First we saw her, then we didn’t and now we’re getting an earful about the alleged abuse she endured in the home of Ralph and Marcella Bracamonte – an Upland, California couple with three young children. The family hired Stretton, after placing an ad on Craigslist, to care for their three children, ages 11, 4 and 1, and to perform general housekeeping along with some cooking.

But after a week or so, the Bracamontes said Stretton stopped working and, like a teenage kid, locked herself in her room and would only make an appearance when she wanted to be fed. The family fired her, but she refused to leave.

The nanny-turned-squatter then took off last week, but left all of her things. Upland police said they spotted Stretton in a car, outside of their police station, hiding under a blue windshield cover.

“I think she actually spends her day trying to ruin people’s lives,” an exasperated Marcella Bracamonte, 31, said.

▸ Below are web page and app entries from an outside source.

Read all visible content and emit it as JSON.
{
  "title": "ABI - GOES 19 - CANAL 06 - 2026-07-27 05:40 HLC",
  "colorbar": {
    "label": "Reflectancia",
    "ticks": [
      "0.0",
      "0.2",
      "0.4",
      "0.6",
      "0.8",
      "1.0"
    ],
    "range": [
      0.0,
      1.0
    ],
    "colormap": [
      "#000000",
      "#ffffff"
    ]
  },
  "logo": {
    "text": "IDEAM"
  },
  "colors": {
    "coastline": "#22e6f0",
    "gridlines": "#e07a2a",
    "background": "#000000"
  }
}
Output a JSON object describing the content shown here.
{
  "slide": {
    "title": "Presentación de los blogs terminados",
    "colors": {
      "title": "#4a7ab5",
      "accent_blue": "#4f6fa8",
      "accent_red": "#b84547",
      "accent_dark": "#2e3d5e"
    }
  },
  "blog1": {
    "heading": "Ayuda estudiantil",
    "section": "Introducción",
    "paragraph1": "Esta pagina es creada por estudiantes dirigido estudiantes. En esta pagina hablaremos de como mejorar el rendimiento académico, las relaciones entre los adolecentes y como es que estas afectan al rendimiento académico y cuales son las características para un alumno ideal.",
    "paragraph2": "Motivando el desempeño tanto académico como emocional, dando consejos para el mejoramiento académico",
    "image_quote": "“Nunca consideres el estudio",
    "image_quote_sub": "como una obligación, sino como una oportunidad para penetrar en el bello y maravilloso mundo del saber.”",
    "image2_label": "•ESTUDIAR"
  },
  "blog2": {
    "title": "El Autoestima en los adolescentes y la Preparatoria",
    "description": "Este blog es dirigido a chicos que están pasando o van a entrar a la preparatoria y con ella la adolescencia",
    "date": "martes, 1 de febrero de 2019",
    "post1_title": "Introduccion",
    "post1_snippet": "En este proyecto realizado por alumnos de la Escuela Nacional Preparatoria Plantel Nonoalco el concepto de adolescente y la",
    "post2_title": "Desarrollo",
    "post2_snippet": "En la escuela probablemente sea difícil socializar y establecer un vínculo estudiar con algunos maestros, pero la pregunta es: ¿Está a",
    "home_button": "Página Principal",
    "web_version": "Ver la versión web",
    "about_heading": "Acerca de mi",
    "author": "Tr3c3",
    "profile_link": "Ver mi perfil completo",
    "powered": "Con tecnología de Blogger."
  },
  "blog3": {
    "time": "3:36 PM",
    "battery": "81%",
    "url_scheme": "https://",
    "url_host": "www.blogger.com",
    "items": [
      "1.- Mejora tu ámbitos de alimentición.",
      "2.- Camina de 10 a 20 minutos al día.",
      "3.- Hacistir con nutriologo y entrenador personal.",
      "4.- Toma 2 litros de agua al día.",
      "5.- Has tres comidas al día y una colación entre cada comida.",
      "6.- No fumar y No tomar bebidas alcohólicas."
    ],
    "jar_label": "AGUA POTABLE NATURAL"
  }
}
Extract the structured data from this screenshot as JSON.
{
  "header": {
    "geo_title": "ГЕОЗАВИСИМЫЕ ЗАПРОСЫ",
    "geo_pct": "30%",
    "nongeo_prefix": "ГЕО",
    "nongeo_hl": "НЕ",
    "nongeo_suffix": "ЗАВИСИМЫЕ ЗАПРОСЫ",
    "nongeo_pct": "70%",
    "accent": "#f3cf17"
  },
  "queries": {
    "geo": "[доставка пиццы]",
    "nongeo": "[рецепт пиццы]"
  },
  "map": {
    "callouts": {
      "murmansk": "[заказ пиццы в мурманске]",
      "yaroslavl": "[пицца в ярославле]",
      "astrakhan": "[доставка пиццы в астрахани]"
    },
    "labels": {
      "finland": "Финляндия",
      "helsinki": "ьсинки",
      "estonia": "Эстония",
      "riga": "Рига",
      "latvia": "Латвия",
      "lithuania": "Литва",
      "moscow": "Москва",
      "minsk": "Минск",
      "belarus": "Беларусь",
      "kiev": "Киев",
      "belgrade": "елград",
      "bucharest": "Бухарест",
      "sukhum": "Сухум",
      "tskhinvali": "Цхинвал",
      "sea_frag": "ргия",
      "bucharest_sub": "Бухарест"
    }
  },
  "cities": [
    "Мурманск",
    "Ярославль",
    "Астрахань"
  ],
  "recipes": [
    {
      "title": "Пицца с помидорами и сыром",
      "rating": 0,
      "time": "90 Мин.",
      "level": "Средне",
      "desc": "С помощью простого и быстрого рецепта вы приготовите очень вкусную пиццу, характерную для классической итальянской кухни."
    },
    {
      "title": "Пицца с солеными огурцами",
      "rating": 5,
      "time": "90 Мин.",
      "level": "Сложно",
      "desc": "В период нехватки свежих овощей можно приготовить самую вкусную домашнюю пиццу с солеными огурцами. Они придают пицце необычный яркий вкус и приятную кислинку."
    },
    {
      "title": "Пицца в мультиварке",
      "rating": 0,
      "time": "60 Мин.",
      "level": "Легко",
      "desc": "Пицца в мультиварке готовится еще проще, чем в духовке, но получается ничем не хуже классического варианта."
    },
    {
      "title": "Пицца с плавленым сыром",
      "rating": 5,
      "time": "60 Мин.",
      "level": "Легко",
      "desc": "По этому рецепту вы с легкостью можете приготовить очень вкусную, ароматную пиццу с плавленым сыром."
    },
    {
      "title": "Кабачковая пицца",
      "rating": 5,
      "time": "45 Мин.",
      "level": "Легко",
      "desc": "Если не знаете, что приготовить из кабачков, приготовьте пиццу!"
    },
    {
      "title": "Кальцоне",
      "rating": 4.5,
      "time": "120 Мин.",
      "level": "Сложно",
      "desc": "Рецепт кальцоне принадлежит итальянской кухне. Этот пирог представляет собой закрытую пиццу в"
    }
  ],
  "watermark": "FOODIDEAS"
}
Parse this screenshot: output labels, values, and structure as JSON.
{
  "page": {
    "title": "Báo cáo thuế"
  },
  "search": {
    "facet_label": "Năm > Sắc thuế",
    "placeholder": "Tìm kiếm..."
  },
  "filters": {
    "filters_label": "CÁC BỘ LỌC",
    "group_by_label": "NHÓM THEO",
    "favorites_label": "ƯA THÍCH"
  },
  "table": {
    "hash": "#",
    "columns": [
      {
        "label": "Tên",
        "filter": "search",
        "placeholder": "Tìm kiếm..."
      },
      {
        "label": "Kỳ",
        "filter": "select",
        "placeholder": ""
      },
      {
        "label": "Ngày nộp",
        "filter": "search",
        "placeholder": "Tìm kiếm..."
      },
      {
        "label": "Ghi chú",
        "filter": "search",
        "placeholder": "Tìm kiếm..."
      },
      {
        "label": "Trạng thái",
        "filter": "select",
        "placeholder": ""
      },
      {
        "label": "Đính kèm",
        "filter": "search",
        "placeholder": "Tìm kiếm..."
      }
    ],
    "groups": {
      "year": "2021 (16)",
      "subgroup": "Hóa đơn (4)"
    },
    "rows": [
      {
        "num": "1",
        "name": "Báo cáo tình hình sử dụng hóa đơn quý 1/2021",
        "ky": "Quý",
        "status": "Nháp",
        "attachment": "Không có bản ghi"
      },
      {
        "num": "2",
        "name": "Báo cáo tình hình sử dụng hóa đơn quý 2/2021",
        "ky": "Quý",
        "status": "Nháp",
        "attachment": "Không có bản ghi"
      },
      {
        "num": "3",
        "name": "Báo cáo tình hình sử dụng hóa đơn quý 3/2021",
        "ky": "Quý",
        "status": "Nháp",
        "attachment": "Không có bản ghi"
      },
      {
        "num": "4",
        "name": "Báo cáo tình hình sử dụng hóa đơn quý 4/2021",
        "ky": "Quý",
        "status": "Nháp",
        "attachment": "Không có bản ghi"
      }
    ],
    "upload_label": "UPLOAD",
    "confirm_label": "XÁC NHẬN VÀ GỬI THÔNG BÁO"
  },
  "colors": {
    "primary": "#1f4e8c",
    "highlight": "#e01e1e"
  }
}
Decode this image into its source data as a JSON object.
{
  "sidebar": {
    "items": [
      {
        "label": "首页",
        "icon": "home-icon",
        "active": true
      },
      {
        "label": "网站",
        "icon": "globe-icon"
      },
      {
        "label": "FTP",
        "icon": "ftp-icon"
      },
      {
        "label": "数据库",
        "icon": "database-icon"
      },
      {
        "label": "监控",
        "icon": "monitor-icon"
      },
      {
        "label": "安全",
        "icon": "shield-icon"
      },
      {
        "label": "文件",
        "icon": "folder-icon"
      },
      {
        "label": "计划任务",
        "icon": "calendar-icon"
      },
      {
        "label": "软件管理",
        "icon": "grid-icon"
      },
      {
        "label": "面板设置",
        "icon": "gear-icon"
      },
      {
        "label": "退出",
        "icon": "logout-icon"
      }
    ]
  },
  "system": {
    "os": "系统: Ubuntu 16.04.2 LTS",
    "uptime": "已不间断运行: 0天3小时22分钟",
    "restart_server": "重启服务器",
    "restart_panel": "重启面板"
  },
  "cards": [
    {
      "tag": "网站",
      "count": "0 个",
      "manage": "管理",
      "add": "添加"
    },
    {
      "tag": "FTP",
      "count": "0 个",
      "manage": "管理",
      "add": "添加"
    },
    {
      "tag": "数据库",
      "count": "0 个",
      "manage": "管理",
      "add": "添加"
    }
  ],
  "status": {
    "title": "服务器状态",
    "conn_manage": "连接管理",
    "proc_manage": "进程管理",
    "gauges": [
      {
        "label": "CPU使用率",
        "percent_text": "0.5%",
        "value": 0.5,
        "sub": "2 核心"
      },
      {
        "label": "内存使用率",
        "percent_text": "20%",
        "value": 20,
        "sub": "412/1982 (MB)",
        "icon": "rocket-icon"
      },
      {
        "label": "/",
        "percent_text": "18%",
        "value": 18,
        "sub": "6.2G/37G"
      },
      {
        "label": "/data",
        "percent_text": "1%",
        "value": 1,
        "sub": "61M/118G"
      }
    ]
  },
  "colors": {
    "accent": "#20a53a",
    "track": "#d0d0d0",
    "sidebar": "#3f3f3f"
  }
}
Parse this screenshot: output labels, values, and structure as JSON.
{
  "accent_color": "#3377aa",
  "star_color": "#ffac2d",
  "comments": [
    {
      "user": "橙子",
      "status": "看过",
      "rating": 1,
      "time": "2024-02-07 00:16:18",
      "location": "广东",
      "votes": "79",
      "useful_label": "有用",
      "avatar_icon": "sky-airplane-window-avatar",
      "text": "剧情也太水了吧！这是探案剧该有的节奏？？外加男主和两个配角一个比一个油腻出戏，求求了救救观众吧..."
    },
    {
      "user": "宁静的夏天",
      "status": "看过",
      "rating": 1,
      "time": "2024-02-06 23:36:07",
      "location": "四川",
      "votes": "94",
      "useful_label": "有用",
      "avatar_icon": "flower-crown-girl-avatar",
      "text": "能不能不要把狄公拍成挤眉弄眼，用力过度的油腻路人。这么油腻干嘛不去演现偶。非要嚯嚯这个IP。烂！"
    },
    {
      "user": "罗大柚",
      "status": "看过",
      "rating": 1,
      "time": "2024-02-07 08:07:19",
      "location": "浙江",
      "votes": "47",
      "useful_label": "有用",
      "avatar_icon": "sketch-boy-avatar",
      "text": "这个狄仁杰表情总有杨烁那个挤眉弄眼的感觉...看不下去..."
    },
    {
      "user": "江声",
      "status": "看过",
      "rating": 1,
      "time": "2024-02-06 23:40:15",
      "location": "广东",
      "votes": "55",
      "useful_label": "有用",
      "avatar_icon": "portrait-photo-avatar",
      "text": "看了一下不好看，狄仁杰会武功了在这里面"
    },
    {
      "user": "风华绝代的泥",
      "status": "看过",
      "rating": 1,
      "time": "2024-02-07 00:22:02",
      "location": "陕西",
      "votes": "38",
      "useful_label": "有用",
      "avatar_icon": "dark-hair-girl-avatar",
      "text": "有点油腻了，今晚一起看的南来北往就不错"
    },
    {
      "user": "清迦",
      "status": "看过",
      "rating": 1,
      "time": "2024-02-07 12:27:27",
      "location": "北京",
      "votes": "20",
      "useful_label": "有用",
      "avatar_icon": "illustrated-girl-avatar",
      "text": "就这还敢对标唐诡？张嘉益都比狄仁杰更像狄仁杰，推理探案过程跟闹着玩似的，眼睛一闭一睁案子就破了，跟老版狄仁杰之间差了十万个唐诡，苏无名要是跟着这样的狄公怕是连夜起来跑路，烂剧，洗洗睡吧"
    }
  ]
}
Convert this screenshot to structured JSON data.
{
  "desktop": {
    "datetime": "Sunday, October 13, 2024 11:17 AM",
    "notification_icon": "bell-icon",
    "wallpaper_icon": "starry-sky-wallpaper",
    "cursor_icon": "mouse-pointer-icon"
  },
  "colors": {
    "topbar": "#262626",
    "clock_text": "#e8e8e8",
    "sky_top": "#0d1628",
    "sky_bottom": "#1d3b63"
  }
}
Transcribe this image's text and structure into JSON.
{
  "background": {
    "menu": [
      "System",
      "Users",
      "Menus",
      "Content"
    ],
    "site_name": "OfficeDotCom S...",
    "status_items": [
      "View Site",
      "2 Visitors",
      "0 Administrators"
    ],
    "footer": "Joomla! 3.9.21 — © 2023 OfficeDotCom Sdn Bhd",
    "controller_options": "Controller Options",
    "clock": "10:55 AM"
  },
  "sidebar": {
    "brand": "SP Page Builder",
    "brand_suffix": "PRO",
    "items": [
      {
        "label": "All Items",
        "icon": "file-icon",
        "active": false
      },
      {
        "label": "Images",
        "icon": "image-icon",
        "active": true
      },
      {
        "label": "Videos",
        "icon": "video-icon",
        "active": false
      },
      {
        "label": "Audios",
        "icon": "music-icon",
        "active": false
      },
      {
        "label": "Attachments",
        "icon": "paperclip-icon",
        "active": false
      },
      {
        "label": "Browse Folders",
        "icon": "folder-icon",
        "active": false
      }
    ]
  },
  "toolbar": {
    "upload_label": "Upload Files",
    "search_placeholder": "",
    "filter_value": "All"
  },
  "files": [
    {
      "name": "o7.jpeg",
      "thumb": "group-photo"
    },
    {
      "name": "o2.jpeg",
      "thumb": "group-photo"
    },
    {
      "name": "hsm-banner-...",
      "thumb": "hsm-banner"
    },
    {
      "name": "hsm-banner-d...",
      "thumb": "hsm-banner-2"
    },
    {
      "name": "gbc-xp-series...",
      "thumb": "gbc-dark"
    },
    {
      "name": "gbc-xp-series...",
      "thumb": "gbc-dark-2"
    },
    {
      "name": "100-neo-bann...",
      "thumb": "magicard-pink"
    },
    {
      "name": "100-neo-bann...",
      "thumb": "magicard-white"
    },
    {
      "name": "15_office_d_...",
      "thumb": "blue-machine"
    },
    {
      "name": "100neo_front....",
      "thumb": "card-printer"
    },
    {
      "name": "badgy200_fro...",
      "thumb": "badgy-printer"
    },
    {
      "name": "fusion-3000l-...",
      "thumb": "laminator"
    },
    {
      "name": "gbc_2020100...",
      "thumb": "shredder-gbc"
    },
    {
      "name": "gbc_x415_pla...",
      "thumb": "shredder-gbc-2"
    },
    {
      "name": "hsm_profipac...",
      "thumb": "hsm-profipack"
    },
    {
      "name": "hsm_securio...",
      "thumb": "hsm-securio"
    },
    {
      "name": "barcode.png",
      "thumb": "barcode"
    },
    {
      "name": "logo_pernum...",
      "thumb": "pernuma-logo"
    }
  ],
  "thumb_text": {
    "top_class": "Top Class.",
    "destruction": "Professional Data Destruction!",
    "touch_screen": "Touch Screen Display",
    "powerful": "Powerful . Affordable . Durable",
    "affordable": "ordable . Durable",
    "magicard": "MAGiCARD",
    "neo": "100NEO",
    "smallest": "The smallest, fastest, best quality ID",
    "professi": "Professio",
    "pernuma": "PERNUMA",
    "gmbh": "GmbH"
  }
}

The Bracamontes tried everything they could to remove this evil version of Mrs. Doubtfire – they contacted police, served the nanny with drawn up papers and contracts, even put a bike lock on their refrigerator to keep Stretton from mooching. But she wouldn’t leave. What’s more, police said that the family must go through a formal, potentially months-long eviction process, because the nanny had “established legal residency.”

But the sue-happy Stretton is telling a different story. She says the Bracamontes treated her “like an animal” when she was forced to take two sick days off earlier in June. She says it was the first time off she had requested since starting the job in March. Stretton says she was overworked, underappreciated and even was forced to eat dog food.

“There wasn’t a single day I was there, except for the two days I was sick, that I didn’t do dishes and about two or three hours of cleanup,” Stretton said.

“I didn't get lunch breaks, I didn't get coffee breaks, I didn't get any holidays. Basically, I was working 24/7,” she said. “They were the ones that were trying to exploit me, as if I was some poor migrant worker from a foreign country that they could just exploit and work 24/7.”

According to the Bracamontes, Stretton was not paid. The agreement was that they would provide room and board for the nanny in exchange for her services. It was later found out that Stretton was homeless close to a decade before answering the family’s Craigslist ad. The family says they did a background check, but somehow missed the fact that their would-be-nanny was a litigant in dozens of lawsuits.

CNN says they “discovered that Stretton is on the California's Vexatious Litigant List, a list of people who continually bring legal action, regardless of merit, against others with the sole intention of harassment. CNN found dozens of lawsuits filed by Stretton in California over the years.”

The family says they didn’t “force” her to eat dog food; their kids placed a can of food outside of her door as a joke.

CNN says that a judge has sided with Stretton, ruling that the Bracamontes “did not terminate the nanny's employment in a legal manner.” But Stretton has agreed to move out, possibly by this weekend.